To distribute connected devices across the available bands, the extender implements intelligent load-balancing mechanisms. To do so, it continually assesses the traffic load on each band, considering the number of connected devices, the bandwidth demands of each device, and the overall network capacity. It aims to distribute the load evenly, preventing bottlenecks and ensuring efficient use of available resources. Load balancing takes into account the prioritization set by the decision-making processes we previously discussed. For example, devices with stringent latency requirements may be prioritized in the load-balancing process to ensure they are allocated to bands with low latency characteristics. All of this ensures an equitable allocation of resources, preventing the saturation of any particular band and minimizing the risk of network congestion.
Real-Time Spectrum Analysis & interference mitigation strategies

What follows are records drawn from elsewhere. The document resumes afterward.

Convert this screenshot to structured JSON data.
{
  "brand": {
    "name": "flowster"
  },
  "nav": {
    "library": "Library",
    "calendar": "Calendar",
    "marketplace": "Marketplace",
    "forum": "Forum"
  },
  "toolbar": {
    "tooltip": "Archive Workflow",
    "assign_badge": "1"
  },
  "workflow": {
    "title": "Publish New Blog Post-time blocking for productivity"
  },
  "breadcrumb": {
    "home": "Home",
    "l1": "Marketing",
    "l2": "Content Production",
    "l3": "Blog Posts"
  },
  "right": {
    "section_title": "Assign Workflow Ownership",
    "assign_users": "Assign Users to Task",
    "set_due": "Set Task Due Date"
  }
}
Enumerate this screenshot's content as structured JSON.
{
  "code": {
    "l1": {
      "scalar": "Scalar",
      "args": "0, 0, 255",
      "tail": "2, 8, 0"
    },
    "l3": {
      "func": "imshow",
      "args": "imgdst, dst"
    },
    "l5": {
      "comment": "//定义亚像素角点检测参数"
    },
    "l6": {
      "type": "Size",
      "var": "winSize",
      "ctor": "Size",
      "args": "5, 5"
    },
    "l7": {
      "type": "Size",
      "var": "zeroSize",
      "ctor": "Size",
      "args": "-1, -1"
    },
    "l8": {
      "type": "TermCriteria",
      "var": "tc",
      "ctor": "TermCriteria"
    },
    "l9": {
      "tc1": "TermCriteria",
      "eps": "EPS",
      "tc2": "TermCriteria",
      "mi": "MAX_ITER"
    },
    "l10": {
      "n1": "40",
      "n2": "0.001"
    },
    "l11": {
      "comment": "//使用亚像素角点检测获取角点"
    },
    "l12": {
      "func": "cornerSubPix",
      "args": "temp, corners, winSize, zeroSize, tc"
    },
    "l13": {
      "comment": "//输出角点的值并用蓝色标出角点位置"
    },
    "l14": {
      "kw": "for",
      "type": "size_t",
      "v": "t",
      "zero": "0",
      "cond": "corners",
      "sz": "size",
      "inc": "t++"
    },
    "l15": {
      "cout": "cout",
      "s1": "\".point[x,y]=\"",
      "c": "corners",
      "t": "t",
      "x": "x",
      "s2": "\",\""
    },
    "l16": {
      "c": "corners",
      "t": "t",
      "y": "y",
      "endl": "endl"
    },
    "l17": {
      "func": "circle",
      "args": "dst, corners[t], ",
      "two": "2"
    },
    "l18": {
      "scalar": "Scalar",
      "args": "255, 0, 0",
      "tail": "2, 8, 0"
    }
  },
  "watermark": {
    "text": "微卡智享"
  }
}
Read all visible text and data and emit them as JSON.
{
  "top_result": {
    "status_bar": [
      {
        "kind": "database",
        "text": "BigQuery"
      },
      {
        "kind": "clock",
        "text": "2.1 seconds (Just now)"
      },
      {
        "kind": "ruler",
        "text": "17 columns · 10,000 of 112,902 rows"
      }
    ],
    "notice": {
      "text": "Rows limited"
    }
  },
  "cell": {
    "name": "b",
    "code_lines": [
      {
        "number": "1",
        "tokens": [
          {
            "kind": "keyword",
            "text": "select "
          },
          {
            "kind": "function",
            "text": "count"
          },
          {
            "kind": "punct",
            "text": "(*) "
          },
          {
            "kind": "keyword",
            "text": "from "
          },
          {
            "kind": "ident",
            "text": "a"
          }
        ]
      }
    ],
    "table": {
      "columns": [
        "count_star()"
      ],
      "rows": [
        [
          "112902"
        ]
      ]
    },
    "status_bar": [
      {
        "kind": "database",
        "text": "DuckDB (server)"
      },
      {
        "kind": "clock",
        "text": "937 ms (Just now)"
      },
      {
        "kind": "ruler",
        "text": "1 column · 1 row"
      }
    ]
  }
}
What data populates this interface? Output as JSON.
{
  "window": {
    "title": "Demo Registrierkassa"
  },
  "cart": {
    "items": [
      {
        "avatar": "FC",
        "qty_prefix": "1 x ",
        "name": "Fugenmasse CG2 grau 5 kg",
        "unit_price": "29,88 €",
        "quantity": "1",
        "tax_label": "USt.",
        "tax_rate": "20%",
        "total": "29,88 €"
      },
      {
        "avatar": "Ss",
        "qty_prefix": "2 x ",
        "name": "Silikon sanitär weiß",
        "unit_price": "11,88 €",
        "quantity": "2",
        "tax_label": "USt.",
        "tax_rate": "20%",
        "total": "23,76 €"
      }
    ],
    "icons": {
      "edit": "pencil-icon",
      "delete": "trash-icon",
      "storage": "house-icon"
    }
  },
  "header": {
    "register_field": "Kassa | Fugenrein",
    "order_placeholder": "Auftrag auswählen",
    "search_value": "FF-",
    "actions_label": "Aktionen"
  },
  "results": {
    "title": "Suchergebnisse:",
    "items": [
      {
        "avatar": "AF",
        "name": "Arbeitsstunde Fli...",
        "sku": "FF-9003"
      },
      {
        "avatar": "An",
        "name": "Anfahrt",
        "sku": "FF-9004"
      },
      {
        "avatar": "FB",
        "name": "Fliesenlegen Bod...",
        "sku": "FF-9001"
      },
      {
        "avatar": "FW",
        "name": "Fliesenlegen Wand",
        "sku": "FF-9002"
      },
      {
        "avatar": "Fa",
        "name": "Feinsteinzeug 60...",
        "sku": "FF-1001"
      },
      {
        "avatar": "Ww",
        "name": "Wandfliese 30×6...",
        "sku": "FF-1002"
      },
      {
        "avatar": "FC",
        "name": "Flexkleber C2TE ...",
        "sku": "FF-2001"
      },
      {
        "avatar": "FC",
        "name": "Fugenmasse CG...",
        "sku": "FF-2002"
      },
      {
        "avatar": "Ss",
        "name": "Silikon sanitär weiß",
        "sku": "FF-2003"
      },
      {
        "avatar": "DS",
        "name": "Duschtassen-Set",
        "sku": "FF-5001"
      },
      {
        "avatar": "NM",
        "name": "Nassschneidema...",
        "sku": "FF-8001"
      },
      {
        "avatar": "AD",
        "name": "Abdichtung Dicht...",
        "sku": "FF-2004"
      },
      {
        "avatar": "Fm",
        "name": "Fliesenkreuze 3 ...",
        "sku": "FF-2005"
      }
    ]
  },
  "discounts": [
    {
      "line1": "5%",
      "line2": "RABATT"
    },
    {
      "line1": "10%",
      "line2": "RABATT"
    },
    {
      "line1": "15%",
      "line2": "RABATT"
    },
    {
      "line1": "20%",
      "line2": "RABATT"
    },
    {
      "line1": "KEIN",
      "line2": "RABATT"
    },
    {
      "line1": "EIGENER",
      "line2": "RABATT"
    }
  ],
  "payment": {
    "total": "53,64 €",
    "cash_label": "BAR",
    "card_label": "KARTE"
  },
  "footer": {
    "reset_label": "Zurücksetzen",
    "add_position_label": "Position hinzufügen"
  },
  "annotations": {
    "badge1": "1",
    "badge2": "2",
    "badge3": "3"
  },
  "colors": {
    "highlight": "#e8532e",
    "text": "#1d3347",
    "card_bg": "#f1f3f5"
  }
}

The extender performs frequency spectrum scanning to assess the utilization of channels in the 2.4GHz, 5GHz, and 6GHz bands. This involves actively monitoring the available channels for ongoing activities, signal strength, and potential sources of interference. It analyzes interference patterns within the spectral environment to identify potential sources of interference, such as neighboring Wi-Fi networks, Bluetooth devices, or other electronic devices operating in the same frequency range. Based on interference analysis, it may dynamically adjust the band assignment for specific devices to mitigate the impact of interference. This ensures a more stable and reliable connection when multiple wireless devices are working at the same time. It also identifies channels with high occupancy, providing a comprehensive view of the spectral landscape. By evaluating the spectral environment, the extender gains insights into the ongoing activities of neighboring networks and potential sources of interference. This information is crucial for making decisions about band assignments to avoid congested or noisy channels.
BSS Coloring for Enhanced Coordination
Basic Service Set (BSS) Coloring in Wi-Fi 7 plays a pivotal role in extenders’ dynamic band assignment. First introduced with the Wi-Fi 6 standard, BSS Coloring uniquely identifies different BSSs operating on the same channel. Each BSS is assigned a specific color, allowing extenders to distinguish between overlapping networks and coordinate band assignments more effectively. BSS Coloring enhances spatial reuse by enabling multiple BSSs to share the same channel without causing interference. Extenders leverage this capability to optimize spectral efficiency and reduce the impact of co-channel interference.
As we can see, tri-band Wi-Fi 7 extenders represent a technological marvel and become a strategic move, effectively addressing the connectivity challenges of the modern era. Armed with real-time data on network conditions and device performance, they make instant decisions to optimize band allocation for each connected device. When one of them moves within the coverage area, they ensure that the transition to a different band is swift and imperceptible, maintaining a consistent and reliable connection. This dynamic approach not only enhances the overall throughput but also contributes to a more responsive and adaptive wireless network.